- Increased transparency of the intake process and compliance with applicable requirements;
- streamlined assignment timelines and reduced administrative tasks;
- assisted planners with managing their workload; and
- ensured consistent compliance with the Permit Streamlining Act.
Highlight: Legacy Business Registry
The Legacy Business Registry works to preserve longstanding, community-serving businesses that so often serve as valuable cultural assets. The Registry is a tool for providing educational and promotional assistance to Legacy Businesses to support their continued viability and success. Long-standing small businesses can join the Registry for recognition, marketing and business help, and grants. More than 50 San Francisco businesses were officially added to the Legacy Business Registry in the last fiscal year, including Caffè Greco, Mary Elizabeth Inn, La Mejor Bakery, Chinatown Kite Shop, Simple Pleasures Café, and Love on Haight.
For a full list of Legacy Businesses and to learn more about the program, please click on the link below.Learn more
Highlight: Historic Landmark Designations
Landmark buildings, districts, places, and structures are among the City’s most defining elements.

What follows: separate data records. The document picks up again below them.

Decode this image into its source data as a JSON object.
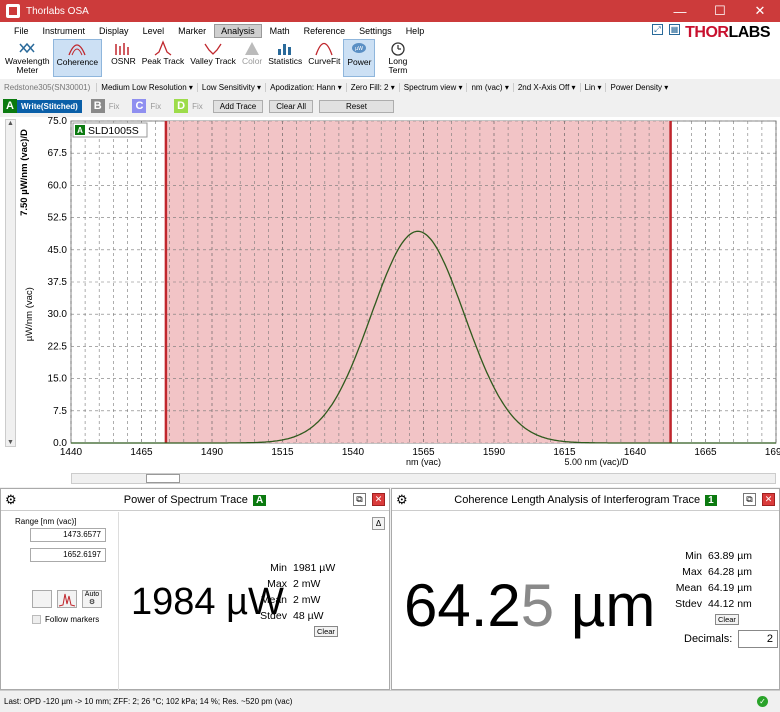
{
  "window": {
    "title": "Thorlabs OSA",
    "min_label": "—",
    "max_label": "☐",
    "close_label": "✕"
  },
  "logo": {
    "part1": "THOR",
    "part2": "LABS"
  },
  "menu": [
    "File",
    "Instrument",
    "Display",
    "Level",
    "Marker",
    "Analysis",
    "Math",
    "Reference",
    "Settings",
    "Help"
  ],
  "menu_active": "Analysis",
  "ribbon": [
    {
      "label": "Wavelength\nMeter",
      "icon": "wavelength-meter-icon",
      "selected": false,
      "disabled": false
    },
    {
      "label": "Coherence",
      "icon": "coherence-icon",
      "selected": true,
      "disabled": false
    },
    {
      "label": "OSNR",
      "icon": "osnr-icon",
      "selected": false,
      "disabled": false
    },
    {
      "label": "Peak Track",
      "icon": "peak-track-icon",
      "selected": false,
      "disabled": false
    },
    {
      "label": "Valley Track",
      "icon": "valley-track-icon",
      "selected": false,
      "disabled": false
    },
    {
      "label": "Color",
      "icon": "color-icon",
      "selected": false,
      "disabled": true
    },
    {
      "label": "Statistics",
      "icon": "statistics-icon",
      "selected": false,
      "disabled": false
    },
    {
      "label": "CurveFit",
      "icon": "curvefit-icon",
      "selected": false,
      "disabled": false
    },
    {
      "label": "Power",
      "icon": "power-icon",
      "selected": true,
      "disabled": false
    },
    {
      "label": "Long\nTerm",
      "icon": "long-term-icon",
      "selected": false,
      "disabled": false
    }
  ],
  "settings": {
    "device": "Redstone305(SN30001)",
    "resolution": "Medium Low Resolution",
    "sensitivity": "Low Sensitivity",
    "apodization": "Apodization: Hann",
    "zero_fill": "Zero Fill: 2",
    "spectrum_view": "Spectrum view",
    "unit": "nm (vac)",
    "second_axis": "2nd X-Axis Off",
    "scale": "Lin",
    "density": "Power Density"
  },
  "traces": [
    {
      "tag": "A",
      "label": "Write(Stitched)",
      "color": "#0b7a10",
      "active": true
    },
    {
      "tag": "B",
      "label": "Fix",
      "color": "#8a8a8a",
      "active": false
    },
    {
      "tag": "C",
      "label": "Fix",
      "color": "#8f8ff0",
      "active": false
    },
    {
      "tag": "D",
      "label": "Fix",
      "color": "#9ddc4a",
      "active": false
    }
  ],
  "trace_buttons": {
    "add": "Add Trace",
    "clear": "Clear All",
    "reset": "Reset"
  },
  "chart_data": {
    "type": "line",
    "legend_tag": "A",
    "legend_label": "SLD1005S",
    "ylabel": "µW/nm (vac)",
    "ydiv_label": "7.50 µW/nm (vac)/D",
    "xlabel": "nm (vac)",
    "xdiv_label": "5.00 nm (vac)/D",
    "ylim": [
      0,
      75
    ],
    "yticks": [
      0.0,
      7.5,
      15.0,
      22.5,
      30.0,
      37.5,
      45.0,
      52.5,
      60.0,
      67.5,
      75.0
    ],
    "xlim": [
      1440,
      1690
    ],
    "xticks": [
      1440,
      1465,
      1490,
      1515,
      1540,
      1565,
      1590,
      1615,
      1640,
      1665,
      1690
    ],
    "marker_band": [
      1473.6577,
      1652.6197
    ],
    "series": [
      {
        "color": "#2f5a1d",
        "peak_x": 1563,
        "peak_y": 49.3,
        "sigma": 16.5,
        "baseline": 0
      }
    ],
    "band_color": "#f2c4c6",
    "marker_color": "#c0272d"
  },
  "power_panel": {
    "title": "Power of Spectrum Trace",
    "tag": "A",
    "range_label": "Range [nm (vac)]",
    "range_min": "1473.6577",
    "range_max": "1652.6197",
    "auto_label": "Auto",
    "follow_markers": "Follow markers",
    "value": "1984 µW",
    "stats": [
      {
        "k": "Min",
        "v": "1981 µW"
      },
      {
        "k": "Max",
        "v": "2 mW"
      },
      {
        "k": "Mean",
        "v": "2 mW"
      },
      {
        "k": "Stdev",
        "v": "48 µW"
      }
    ],
    "clear": "Clear",
    "collapse": "Δ"
  },
  "coherence_panel": {
    "title": "Coherence Length Analysis of Interferogram Trace",
    "tag": "1",
    "value_main": "64.2",
    "value_faded": "5",
    "value_unit": " µm",
    "stats": [
      {
        "k": "Min",
        "v": "63.89 µm"
      },
      {
        "k": "Max",
        "v": "64.28 µm"
      },
      {
        "k": "Mean",
        "v": "64.19 µm"
      },
      {
        "k": "Stdev",
        "v": "44.12 nm"
      }
    ],
    "clear": "Clear",
    "decimals_label": "Decimals:",
    "decimals_value": "2"
  },
  "status": {
    "text": "Last: OPD -120 µm -> 10 mm; ZFF: 2; 26 °C; 102 kPa; 14 %; Res. ~520 pm (vac)"
  }
}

Recommended by the Historic Preservation Commission and approved by the Board and Mayor, a landmark can be a site of a significant historic event, relate to a significant culture or person, exemplify the work of master architect, or represent a significant design theme or a unique or distinctive visual feature. Since 2012, the HPC has prioritized properties relating to underrepresented communities with strong cultural and/or social associations, and property types such as landscapes, buildings of Modern Design, and sites located in geographically underrepresented areas of the City.
There are now more than 300 designated landmarks in San Francisco, with four designations made in the last fiscal year. They include The Church for the Fellowship of All Peoples (#309) and the Parkside Branch Library (#310).

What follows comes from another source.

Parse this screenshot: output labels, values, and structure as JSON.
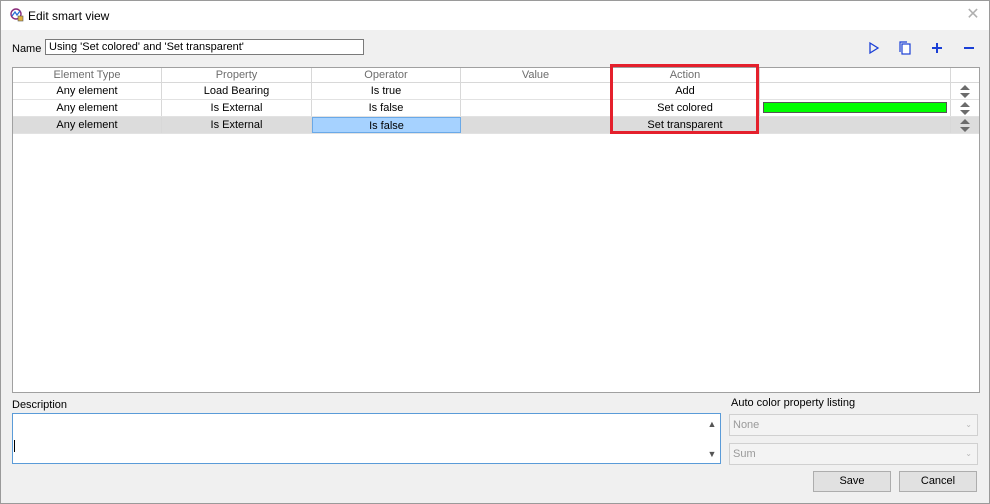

Site of the Compton’s Cafeteria Riot
Location: Intersection of Turk and Taylor Streets and 101 Taylor Street
Year of Event: 1966
The Transgender Cultural District that exists today is built on the foundation laid by a group of activist transgender persons who, in August of 1966 fought oppression in what is now known as the Compton's Cafeteria Riot. Three years before the more well-known Stonewall riot in New York, San Francisco's ground-breaking event was just as dramatic. After suffering harassment by management of the 24-hour diner at the intersection of Turk and Taylor Streets and unnecessary arrests by police they had had enough. Chairs through windows, police cars ablaze, the riot took to the streets. Most importantly, this action led to transformational changes in how San Francisco government on all levels recognized the human dignity of the community. This year, San Francisco landmarked the storefront walls of the former diner together with the public spaces outside the diner at the intersection of Turk and Taylor as the first in the nation local landmark recognizing transgender history.
The Church for the Fellowship of All Peoples
Location: 2041 Larkin Street
Year Built: 1906-1907
The Church for the Fellowship of All Peoples is one of the first inter-racial, inter-cultural, inter-denominational churches in the United States. It is a culturally and historically significant building that is representative of African American social, cultural, and intellectual life and is associated with the struggle for integration and civil rights.
The Parkside Branch Library
Location: 1200 Taraval Street
Year Built: 1951
The Parkside Branch Library was designed by the architectural firm of Appleton & Wolfard in collaboration with City Librarian, Laurence Clarke. The building broke the mold of previous branch library design and functionality and was the first of eight Mid-Century Modern-style branches constructed between 1951 and 1966. At the time of its construction, Parkside Branch Library was a nationally recognized prototype for branch libraries, adapted to local ideals while successfully incorporating modern library trends that were being developed and distributed by the American Library Association after World War II.
For more information on the Historic Landmark Designation program and recognized properties, please click on the link below.Learn more